THE PROBLEM: Your response should contain every line from the data below that holds the string "zoom".

[Excerpts from an interface dataset]
BEGIN
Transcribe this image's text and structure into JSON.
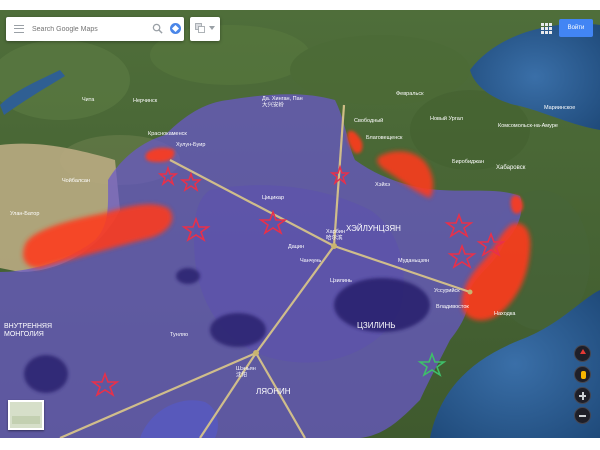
{
  "search": {
    "placeholder": "Search Google Maps"
  },
  "header": {
    "signin_label": "Войти"
  },
  "map": {
    "country_labels": [
      "ВНУТРЕННЯЯ\nМОНГОЛИЯ",
      "ХЭЙЛУНЦЗЯН",
      "ЦЗИЛИНЬ",
      "ЛЯОНИН"
    ],
    "city_labels": [
      "Да. Хинган, Пан\n大兴安岭",
      "Чита",
      "Нерчинск",
      "Февральск",
      "Свободный",
      "Благовещенск",
      "Новый Ургал",
      "Комсомольск-на-Амуре",
      "Мариинское",
      "Хабаровск",
      "Биробиджан",
      "Краснокаменск",
      "Хэйхэ",
      "Уссурийск",
      "Находка",
      "Владивосток",
      "Харбин\n哈尔滨",
      "Муданьцзян",
      "Цзилинь",
      "Чанчунь",
      "Шэньян\n沈阳",
      "Улан-Батор",
      "Чойбалсан",
      "Цицикар",
      "Хулун-Буир",
      "Дацин",
      "Тунляо"
    ]
  },
  "icons": {
    "menu": "menu-icon",
    "search": "search-icon",
    "directions": "directions-icon",
    "layers": "layers-icon",
    "apps": "apps-icon",
    "compass": "compass-icon",
    "pegman": "pegman-icon",
    "zoom_in": "zoom-in-icon",
    "zoom_out": "zoom-out-icon",
    "star": "star-icon"
  },
  "colors": {
    "overlay_purple": "#6a58cc",
    "dark_blob": "#2a2270",
    "red_zone": "#ff3a1a",
    "route_line": "#d6c38a",
    "star_red": "#e8304a",
    "star_green": "#3fbf6a",
    "signin_blue": "#4285f4"
  }
}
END
SOLVED EXERCISE:
    "zoom_in": "zoom-in-icon",
    "zoom_out": "zoom-out-icon",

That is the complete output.